Page and application data records:
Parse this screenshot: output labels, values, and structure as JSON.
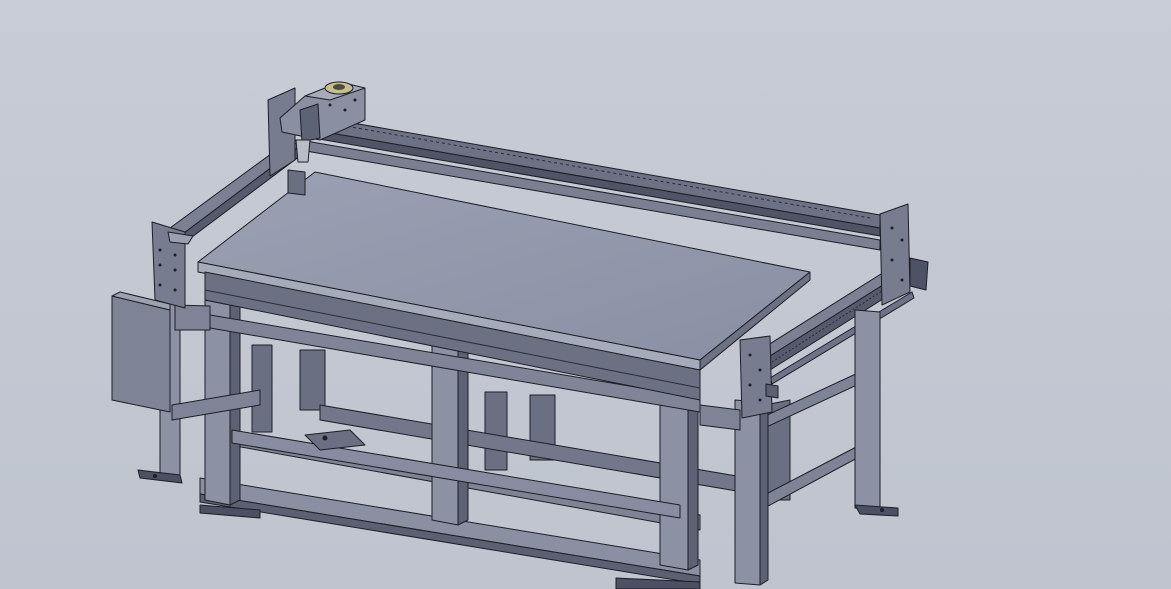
{
  "scene": {
    "type": "cad-model-viewport",
    "subject": "cnc-gantry-router-on-steel-table",
    "background_color": "#c5cad5",
    "part_color": "#8e94a6",
    "part_dark_color": "#5d6275",
    "part_light_color": "#a7acbd",
    "edge_color": "#1d1f26"
  }
}
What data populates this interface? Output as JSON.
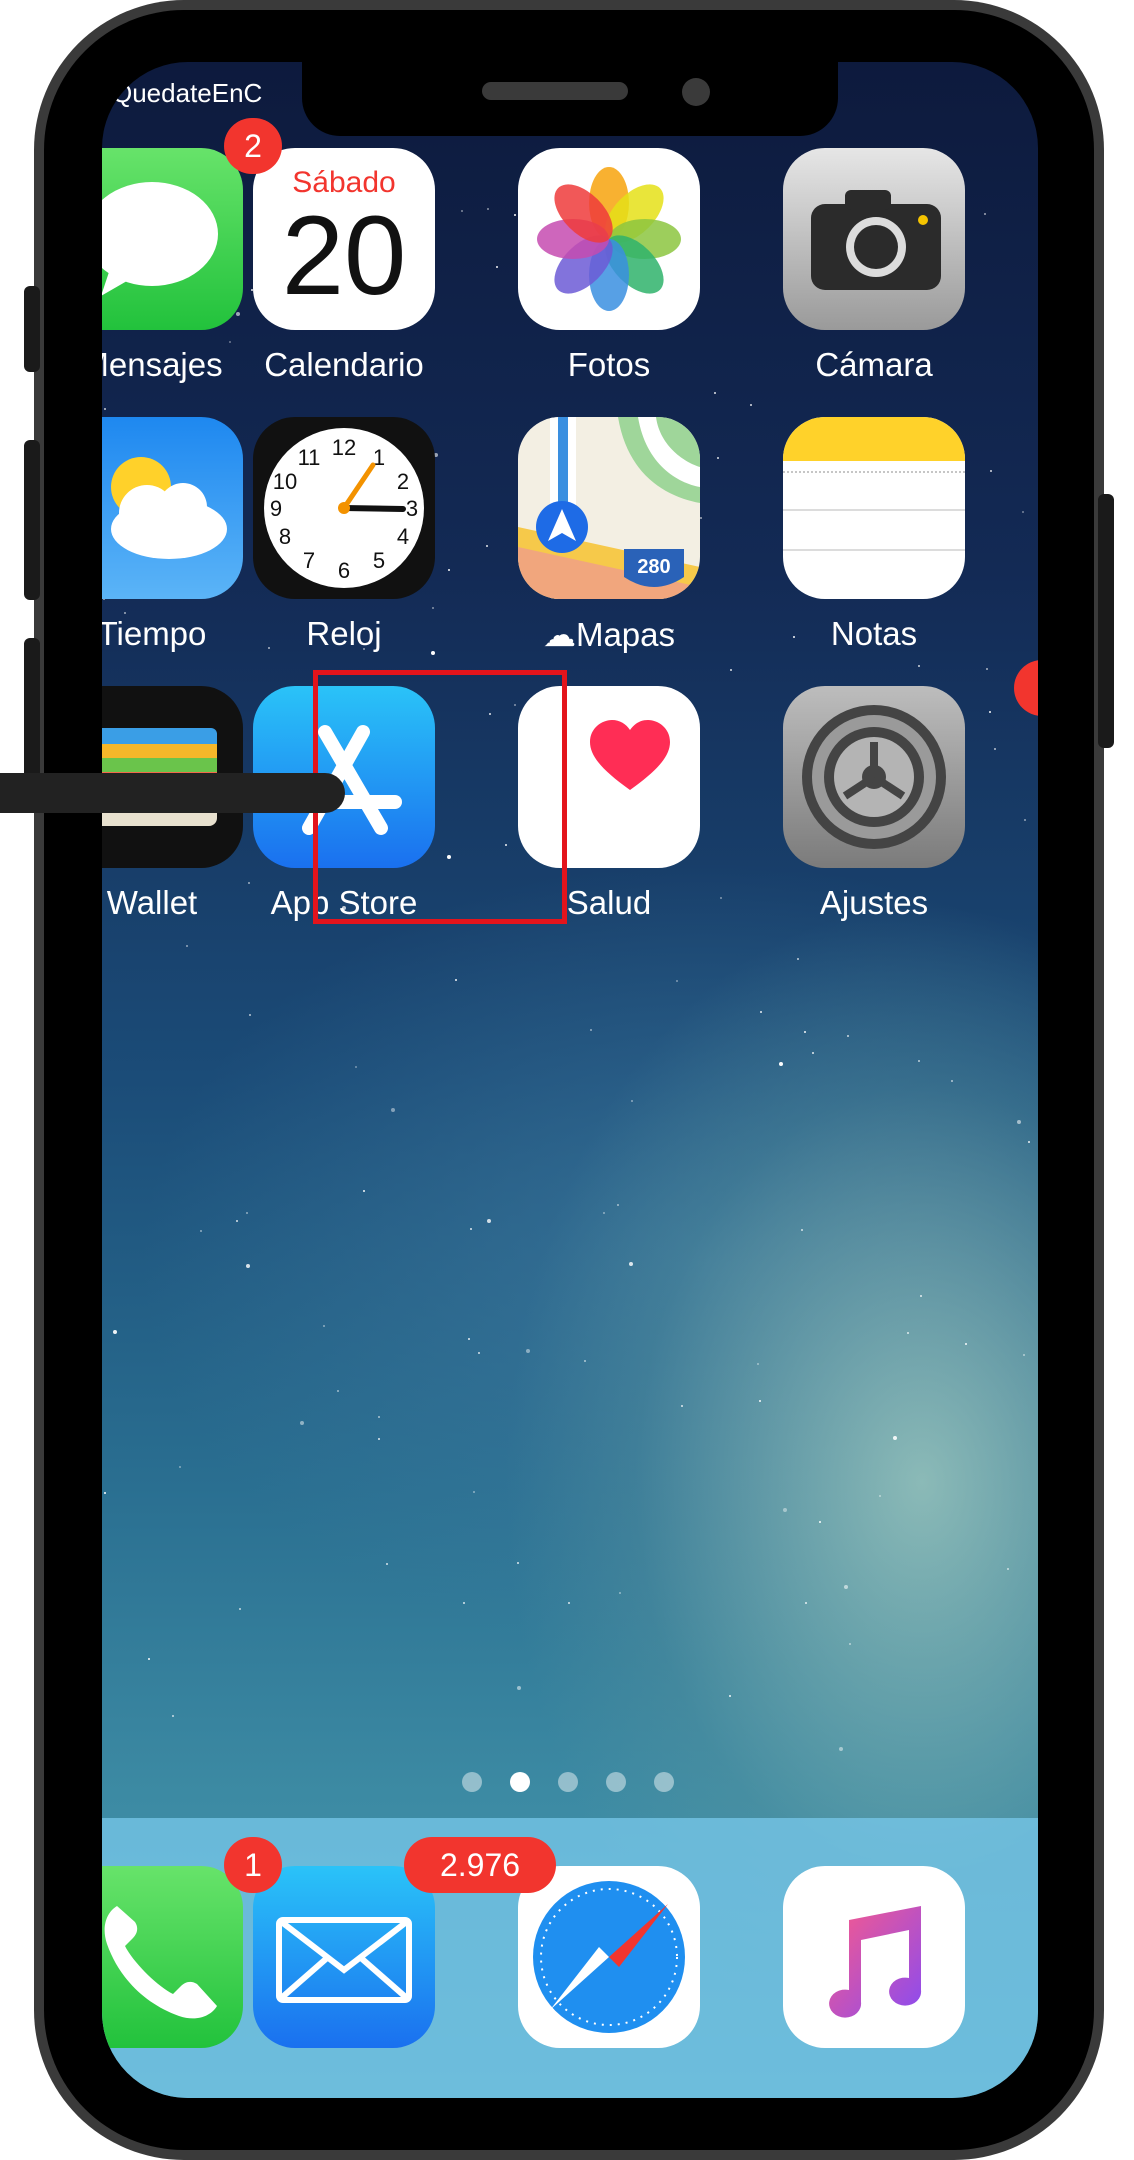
{
  "status_bar": {
    "carrier": "QuedateEnC"
  },
  "apps": [
    {
      "label": "Mensajes",
      "icon": "messages-icon"
    },
    {
      "label": "Calendario",
      "icon": "calendar-icon",
      "weekday": "Sábado",
      "day": "20"
    },
    {
      "label": "Fotos",
      "icon": "photos-icon"
    },
    {
      "label": "Cámara",
      "icon": "camera-icon"
    },
    {
      "label": "Tiempo",
      "icon": "weather-icon"
    },
    {
      "label": "Reloj",
      "icon": "clock-icon",
      "numerals": [
        "12",
        "1",
        "2",
        "3",
        "4",
        "5",
        "6",
        "7",
        "8",
        "9",
        "10",
        "11"
      ]
    },
    {
      "label": "Mapas",
      "icon": "maps-icon",
      "shield": "280"
    },
    {
      "label": "Notas",
      "icon": "notes-icon"
    },
    {
      "label": "Wallet",
      "icon": "wallet-icon"
    },
    {
      "label": "App Store",
      "icon": "app-store-icon"
    },
    {
      "label": "Salud",
      "icon": "health-icon"
    },
    {
      "label": "Ajustes",
      "icon": "settings-icon"
    }
  ],
  "badges": {
    "mensajes": "2",
    "telefono": "1",
    "mail": "2.976"
  },
  "dock": [
    {
      "icon": "phone-icon"
    },
    {
      "icon": "mail-icon"
    },
    {
      "icon": "safari-icon"
    },
    {
      "icon": "music-icon"
    }
  ],
  "page_indicator": {
    "pages": 5,
    "current": 2
  },
  "highlight": {
    "target": "App Store",
    "color": "#e3141c"
  }
}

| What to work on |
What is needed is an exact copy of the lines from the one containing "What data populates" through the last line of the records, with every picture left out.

| Task solution |
What data populates this interface? Output as JSON.
{
  "status_bar": {
    "carrier": "QuedateEnC"
  },
  "apps": [
    {
      "label": "Mensajes",
      "icon": "messages-icon"
    },
    {
      "label": "Calendario",
      "icon": "calendar-icon",
      "weekday": "Sábado",
      "day": "20"
    },
    {
      "label": "Fotos",
      "icon": "photos-icon"
    },
    {
      "label": "Cámara",
      "icon": "camera-icon"
    },
    {
      "label": "Tiempo",
      "icon": "weather-icon"
    },
    {
      "label": "Reloj",
      "icon": "clock-icon",
      "numerals": [
        "12",
        "1",
        "2",
        "3",
        "4",
        "5",
        "6",
        "7",
        "8",
        "9",
        "10",
        "11"
      ]
    },
    {
      "label": "Mapas",
      "icon": "maps-icon",
      "shield": "280"
    },
    {
      "label": "Notas",
      "icon": "notes-icon"
    },
    {
      "label": "Wallet",
      "icon": "wallet-icon"
    },
    {
      "label": "App Store",
      "icon": "app-store-icon"
    },
    {
      "label": "Salud",
      "icon": "health-icon"
    },
    {
      "label": "Ajustes",
      "icon": "settings-icon"
    }
  ],
  "badges": {
    "mensajes": "2",
    "telefono": "1",
    "mail": "2.976"
  },
  "dock": [
    {
      "icon": "phone-icon"
    },
    {
      "icon": "mail-icon"
    },
    {
      "icon": "safari-icon"
    },
    {
      "icon": "music-icon"
    }
  ],
  "page_indicator": {
    "pages": 5,
    "current": 2
  },
  "highlight": {
    "target": "App Store",
    "color": "#e3141c"
  }
}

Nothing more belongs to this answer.